● **TASK STATEMENT**
Copy every record exactly.

Dataset rows describing interfaces:
____
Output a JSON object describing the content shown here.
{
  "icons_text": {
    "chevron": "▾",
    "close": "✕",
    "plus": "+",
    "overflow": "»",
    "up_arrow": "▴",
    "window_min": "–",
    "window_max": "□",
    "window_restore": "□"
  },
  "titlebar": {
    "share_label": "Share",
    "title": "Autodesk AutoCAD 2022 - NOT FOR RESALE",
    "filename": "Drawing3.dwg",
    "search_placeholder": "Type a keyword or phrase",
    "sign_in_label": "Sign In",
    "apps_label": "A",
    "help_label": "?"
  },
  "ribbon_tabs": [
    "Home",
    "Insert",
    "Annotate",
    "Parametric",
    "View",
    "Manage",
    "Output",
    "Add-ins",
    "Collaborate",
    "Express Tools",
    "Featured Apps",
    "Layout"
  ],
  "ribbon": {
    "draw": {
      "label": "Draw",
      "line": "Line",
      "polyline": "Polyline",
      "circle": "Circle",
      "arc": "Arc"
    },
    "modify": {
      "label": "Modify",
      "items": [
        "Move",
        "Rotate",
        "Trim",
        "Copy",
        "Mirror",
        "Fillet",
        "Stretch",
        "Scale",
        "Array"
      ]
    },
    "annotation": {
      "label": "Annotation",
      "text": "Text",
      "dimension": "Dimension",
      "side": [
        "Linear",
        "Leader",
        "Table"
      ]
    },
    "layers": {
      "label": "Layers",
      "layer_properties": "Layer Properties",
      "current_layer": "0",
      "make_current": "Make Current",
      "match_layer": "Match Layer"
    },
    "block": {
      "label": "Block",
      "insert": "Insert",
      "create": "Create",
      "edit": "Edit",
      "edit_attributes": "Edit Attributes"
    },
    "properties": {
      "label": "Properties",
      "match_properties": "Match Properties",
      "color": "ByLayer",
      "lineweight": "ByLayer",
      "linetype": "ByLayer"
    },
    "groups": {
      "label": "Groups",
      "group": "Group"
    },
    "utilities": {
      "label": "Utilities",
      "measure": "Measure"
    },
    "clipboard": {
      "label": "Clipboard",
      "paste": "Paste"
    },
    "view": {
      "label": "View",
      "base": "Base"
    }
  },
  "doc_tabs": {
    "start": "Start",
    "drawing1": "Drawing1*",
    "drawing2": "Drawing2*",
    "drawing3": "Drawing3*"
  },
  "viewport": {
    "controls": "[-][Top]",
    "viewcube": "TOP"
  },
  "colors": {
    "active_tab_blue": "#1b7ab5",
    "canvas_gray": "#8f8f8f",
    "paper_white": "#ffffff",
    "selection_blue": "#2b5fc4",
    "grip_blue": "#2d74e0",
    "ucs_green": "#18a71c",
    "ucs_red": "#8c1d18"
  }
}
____
● **TASK OUTPUT**
Output a JSON object describing the content shown here.
{
  "icons_text": {
    "chevron": "▾",
    "close": "✕",
    "plus": "+",
    "overflow": "»",
    "up_arrow": "▴",
    "window_min": "–",
    "window_max": "□",
    "window_restore": "□"
  },
  "titlebar": {
    "share_label": "Share",
    "title": "Autodesk AutoCAD 2022 - NOT FOR RESALE",
    "filename": "Drawing3.dwg",
    "search_placeholder": "Type a keyword or phrase",
    "sign_in_label": "Sign In",
    "apps_label": "A",
    "help_label": "?"
  },
  "ribbon_tabs": [
    "Home",
    "Insert",
    "Annotate",
    "Parametric",
    "View",
    "Manage",
    "Output",
    "Add-ins",
    "Collaborate",
    "Express Tools",
    "Featured Apps",
    "Layout"
  ],
  "ribbon": {
    "draw": {
      "label": "Draw",
      "line": "Line",
      "polyline": "Polyline",
      "circle": "Circle",
      "arc": "Arc"
    },
    "modify": {
      "label": "Modify",
      "items": [
        "Move",
        "Rotate",
        "Trim",
        "Copy",
        "Mirror",
        "Fillet",
        "Stretch",
        "Scale",
        "Array"
      ]
    },
    "annotation": {
      "label": "Annotation",
      "text": "Text",
      "dimension": "Dimension",
      "side": [
        "Linear",
        "Leader",
        "Table"
      ]
    },
    "layers": {
      "label": "Layers",
      "layer_properties": "Layer Properties",
      "current_layer": "0",
      "make_current": "Make Current",
      "match_layer": "Match Layer"
    },
    "block": {
      "label": "Block",
      "insert": "Insert",
      "create": "Create",
      "edit": "Edit",
      "edit_attributes": "Edit Attributes"
    },
    "properties": {
      "label": "Properties",
      "match_properties": "Match Properties",
      "color": "ByLayer",
      "lineweight": "ByLayer",
      "linetype": "ByLayer"
    },
    "groups": {
      "label": "Groups",
      "group": "Group"
    },
    "utilities": {
      "label": "Utilities",
      "measure": "Measure"
    },
    "clipboard": {
      "label": "Clipboard",
      "paste": "Paste"
    },
    "view": {
      "label": "View",
      "base": "Base"
    }
  },
  "doc_tabs": {
    "start": "Start",
    "drawing1": "Drawing1*",
    "drawing2": "Drawing2*",
    "drawing3": "Drawing3*"
  },
  "viewport": {
    "controls": "[-][Top]",
    "viewcube": "TOP"
  },
  "colors": {
    "active_tab_blue": "#1b7ab5",
    "canvas_gray": "#8f8f8f",
    "paper_white": "#ffffff",
    "selection_blue": "#2b5fc4",
    "grip_blue": "#2d74e0",
    "ucs_green": "#18a71c",
    "ucs_red": "#8c1d18"
  }
}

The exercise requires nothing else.